An interesting note in the latest Canalys Smartphone quarterly summary (http://www.canalys.com/pr/2009/r2009112.htm):
“…in our October study of 600 European decision makers in medium and large enterprises, more than 20% said they expect the iPhone to be the dominant smart phone platform for running business applications in their organisation within the next 3 to 5 years. In France, the iPhone was ahead of Windows Mobile and RIM in this regard – a remarkable result.”
This short quote brought back to mind the recently formed partnership between Nokia and Microsoft to deal with RIM. One fruit of this relationship is a recent job posting atcareers.microsoft.com which seeks Symbian developers to work for Microsoft:
Job Category: Software Engineering: Development
Location: India, Hyderabad
Job ID: 702365
Division: Microsoft Business Division
The Office team is looking for a self-motivated and highly passionate Developers to contribute in building a new team and drive discipline excellence in the delivery of Office Mobile and Communication experiences for Nokia’s Symbian smartphones.
Microsoft and Nokia have formed a global alliance to design, develop and market mobile productivity, communications and collaboration solutions.
Under the terms of the agreement, the two companies will begin collaborating immediately on the design, development and marketing of productivity solutions for the mobile professional, bringing Microsoft Office Mobile and Microsoft business communications, collaboration and device management software to Nokia’s Symbian devices. These solutions will be available for a broad range of Nokia smartphones starting with the company’s business optimized range, Nokia Eseries. The two companies will also market these solutions to businesses, carriers and individuals.
This project builds on the existing relationship with Nokia who is optimizing access to email and other personal information with Exchange Activesync. Next year, Nokia intends to start shipping Microsoft Office Communicator Mobile on their smartphones, followed by other Office applications and related software and services in the future.

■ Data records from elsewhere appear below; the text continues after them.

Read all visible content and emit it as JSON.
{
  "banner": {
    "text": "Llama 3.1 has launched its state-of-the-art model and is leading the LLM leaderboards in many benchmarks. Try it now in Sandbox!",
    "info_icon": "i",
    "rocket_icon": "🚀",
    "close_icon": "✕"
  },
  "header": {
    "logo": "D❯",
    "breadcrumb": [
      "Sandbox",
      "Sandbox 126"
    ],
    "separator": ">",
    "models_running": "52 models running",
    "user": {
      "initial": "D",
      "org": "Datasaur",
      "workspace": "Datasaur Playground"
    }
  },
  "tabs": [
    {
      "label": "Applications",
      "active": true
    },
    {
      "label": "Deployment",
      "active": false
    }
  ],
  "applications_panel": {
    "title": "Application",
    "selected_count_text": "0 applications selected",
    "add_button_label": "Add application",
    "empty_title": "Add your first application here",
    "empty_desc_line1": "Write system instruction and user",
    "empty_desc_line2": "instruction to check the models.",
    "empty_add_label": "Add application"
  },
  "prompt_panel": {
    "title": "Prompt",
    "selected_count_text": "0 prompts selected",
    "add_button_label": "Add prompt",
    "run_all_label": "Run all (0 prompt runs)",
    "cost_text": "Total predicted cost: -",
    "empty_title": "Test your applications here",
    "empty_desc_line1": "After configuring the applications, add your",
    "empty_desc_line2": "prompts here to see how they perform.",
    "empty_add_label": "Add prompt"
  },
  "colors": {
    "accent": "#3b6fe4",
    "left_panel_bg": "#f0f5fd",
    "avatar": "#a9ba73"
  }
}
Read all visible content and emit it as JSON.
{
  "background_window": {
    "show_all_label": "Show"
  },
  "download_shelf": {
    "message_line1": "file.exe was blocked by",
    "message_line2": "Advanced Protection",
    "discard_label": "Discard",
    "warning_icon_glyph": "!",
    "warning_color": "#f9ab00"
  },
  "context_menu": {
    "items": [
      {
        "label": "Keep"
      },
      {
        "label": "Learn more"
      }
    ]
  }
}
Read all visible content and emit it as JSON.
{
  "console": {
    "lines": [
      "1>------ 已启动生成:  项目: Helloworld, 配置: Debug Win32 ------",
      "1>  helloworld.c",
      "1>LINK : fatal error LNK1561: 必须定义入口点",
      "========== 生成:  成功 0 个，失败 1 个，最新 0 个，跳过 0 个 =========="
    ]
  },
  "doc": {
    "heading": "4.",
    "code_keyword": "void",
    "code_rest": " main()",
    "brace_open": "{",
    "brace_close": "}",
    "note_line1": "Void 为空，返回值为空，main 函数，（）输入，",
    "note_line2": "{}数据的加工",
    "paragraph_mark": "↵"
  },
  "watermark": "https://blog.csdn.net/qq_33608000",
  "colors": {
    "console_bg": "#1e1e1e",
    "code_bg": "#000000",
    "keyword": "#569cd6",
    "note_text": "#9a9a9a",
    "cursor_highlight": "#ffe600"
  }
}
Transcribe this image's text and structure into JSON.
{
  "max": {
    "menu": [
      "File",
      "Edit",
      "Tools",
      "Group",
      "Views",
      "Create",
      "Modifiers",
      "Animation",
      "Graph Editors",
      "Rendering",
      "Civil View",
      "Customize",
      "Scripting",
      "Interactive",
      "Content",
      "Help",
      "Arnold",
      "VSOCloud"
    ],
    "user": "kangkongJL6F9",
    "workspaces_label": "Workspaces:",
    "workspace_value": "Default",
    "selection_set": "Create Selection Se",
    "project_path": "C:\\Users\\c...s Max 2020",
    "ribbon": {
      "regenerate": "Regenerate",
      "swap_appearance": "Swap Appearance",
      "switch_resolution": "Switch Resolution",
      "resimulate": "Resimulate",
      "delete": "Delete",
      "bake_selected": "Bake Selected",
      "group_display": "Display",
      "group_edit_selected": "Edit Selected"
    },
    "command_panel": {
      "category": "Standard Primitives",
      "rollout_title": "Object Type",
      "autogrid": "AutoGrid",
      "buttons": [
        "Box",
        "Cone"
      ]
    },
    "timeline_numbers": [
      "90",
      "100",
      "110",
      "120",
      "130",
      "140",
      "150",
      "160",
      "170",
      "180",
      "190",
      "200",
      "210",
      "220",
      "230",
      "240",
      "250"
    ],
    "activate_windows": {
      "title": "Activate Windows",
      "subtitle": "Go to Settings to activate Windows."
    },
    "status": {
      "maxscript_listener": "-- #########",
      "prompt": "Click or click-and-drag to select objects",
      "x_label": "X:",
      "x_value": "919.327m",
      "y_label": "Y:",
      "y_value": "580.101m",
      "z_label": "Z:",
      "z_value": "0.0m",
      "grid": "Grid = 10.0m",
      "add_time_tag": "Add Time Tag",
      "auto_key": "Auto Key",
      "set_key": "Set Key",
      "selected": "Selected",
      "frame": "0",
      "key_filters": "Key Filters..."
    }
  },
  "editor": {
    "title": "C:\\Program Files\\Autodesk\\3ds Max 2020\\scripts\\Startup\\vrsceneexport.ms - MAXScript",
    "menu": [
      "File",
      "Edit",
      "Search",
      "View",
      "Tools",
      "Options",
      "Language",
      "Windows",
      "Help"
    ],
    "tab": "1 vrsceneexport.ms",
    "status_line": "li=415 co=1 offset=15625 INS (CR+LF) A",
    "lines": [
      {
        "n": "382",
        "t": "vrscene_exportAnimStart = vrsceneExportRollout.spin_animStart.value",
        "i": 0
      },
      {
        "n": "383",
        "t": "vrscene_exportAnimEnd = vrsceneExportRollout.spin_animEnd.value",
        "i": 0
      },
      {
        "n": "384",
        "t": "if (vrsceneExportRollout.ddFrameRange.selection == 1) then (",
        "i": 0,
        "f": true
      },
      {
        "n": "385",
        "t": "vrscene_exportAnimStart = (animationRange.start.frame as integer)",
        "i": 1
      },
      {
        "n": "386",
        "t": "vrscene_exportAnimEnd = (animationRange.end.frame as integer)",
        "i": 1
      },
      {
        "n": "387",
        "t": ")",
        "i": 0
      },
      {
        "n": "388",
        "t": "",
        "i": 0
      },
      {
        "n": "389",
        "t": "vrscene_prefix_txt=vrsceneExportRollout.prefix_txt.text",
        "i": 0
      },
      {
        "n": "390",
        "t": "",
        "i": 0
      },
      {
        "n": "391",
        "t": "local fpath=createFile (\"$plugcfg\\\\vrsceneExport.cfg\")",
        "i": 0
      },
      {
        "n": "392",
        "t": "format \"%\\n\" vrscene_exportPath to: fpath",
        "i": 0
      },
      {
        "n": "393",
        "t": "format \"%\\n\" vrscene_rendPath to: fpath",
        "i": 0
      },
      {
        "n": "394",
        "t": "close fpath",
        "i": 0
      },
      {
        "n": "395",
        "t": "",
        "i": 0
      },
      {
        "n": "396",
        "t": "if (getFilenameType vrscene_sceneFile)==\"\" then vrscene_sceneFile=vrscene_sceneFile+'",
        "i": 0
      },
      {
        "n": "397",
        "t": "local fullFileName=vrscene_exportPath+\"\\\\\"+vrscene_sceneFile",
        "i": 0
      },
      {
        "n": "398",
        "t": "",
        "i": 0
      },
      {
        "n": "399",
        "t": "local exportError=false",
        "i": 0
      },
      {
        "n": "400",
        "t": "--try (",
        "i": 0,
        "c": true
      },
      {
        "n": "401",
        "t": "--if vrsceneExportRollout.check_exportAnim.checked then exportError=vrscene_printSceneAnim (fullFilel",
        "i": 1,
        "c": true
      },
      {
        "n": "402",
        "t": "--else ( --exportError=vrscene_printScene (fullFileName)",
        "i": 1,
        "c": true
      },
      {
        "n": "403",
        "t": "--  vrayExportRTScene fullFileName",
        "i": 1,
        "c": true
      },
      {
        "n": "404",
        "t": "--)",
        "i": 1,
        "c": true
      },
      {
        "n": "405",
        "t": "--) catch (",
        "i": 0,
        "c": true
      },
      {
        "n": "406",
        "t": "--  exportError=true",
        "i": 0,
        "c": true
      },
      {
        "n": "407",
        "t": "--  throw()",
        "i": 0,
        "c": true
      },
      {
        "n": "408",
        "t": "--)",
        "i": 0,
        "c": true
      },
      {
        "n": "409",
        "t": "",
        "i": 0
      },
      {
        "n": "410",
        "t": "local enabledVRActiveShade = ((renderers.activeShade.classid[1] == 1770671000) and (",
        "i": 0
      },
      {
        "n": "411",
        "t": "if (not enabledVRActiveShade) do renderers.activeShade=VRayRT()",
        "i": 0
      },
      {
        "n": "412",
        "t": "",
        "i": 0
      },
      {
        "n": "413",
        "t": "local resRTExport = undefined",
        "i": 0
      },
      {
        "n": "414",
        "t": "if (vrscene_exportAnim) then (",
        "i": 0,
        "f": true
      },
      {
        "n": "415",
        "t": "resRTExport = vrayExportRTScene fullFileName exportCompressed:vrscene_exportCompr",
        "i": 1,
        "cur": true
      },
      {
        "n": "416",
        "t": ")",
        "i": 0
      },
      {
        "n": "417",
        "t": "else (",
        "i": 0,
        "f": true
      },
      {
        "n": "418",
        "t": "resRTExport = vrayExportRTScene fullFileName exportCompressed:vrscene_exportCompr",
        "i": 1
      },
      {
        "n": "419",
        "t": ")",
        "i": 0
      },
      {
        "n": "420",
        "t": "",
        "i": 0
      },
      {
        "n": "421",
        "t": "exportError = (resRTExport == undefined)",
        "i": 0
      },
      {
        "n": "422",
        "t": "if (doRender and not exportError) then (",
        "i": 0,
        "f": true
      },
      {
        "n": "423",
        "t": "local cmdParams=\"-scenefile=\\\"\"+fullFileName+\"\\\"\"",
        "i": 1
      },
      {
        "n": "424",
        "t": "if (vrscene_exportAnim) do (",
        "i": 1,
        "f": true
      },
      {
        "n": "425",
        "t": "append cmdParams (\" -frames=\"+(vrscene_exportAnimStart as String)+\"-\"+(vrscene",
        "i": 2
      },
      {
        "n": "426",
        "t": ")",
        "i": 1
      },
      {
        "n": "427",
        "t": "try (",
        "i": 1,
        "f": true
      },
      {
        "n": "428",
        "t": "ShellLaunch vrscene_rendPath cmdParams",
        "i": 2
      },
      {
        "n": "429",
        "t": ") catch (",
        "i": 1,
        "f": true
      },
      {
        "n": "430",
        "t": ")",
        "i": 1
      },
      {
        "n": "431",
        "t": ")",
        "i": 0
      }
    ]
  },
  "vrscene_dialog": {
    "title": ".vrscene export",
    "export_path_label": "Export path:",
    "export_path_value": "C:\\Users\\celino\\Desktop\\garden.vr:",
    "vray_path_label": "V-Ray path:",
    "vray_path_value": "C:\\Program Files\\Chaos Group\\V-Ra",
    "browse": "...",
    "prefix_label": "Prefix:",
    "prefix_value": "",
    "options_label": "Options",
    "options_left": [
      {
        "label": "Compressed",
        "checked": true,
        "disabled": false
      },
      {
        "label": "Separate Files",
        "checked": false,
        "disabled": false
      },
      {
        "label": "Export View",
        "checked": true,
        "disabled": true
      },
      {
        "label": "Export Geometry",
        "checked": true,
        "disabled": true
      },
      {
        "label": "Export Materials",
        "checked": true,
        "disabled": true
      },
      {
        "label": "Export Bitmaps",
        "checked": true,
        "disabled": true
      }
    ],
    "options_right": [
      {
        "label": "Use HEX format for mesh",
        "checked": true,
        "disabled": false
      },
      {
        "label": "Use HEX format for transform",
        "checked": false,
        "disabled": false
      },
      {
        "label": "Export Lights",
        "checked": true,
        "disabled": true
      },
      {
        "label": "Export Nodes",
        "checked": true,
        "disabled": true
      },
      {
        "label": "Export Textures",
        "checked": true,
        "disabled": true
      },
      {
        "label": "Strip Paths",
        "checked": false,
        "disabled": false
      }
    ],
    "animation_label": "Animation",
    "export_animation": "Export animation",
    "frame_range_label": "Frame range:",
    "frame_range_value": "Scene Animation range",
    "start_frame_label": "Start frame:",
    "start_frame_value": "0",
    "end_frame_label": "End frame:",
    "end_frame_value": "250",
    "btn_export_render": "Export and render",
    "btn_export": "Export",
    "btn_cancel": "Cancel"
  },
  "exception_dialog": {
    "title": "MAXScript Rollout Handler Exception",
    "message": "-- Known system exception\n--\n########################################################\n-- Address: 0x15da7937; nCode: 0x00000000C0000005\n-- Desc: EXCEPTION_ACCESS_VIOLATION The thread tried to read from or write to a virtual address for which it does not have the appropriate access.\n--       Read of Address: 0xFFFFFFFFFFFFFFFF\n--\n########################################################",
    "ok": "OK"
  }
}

While the iPhone wins hearts and minds in IT through sheer brilliance Nokia tries to become a supplier to IT departments through a strategy deeply rooted in the 1980s: the manipulation and exertion of control over file formats. As IT has diminished in importance (to the point of ceasing to matter to some) it’s hard to understand this misplaced alliance with Microsoft over something so inconsequential.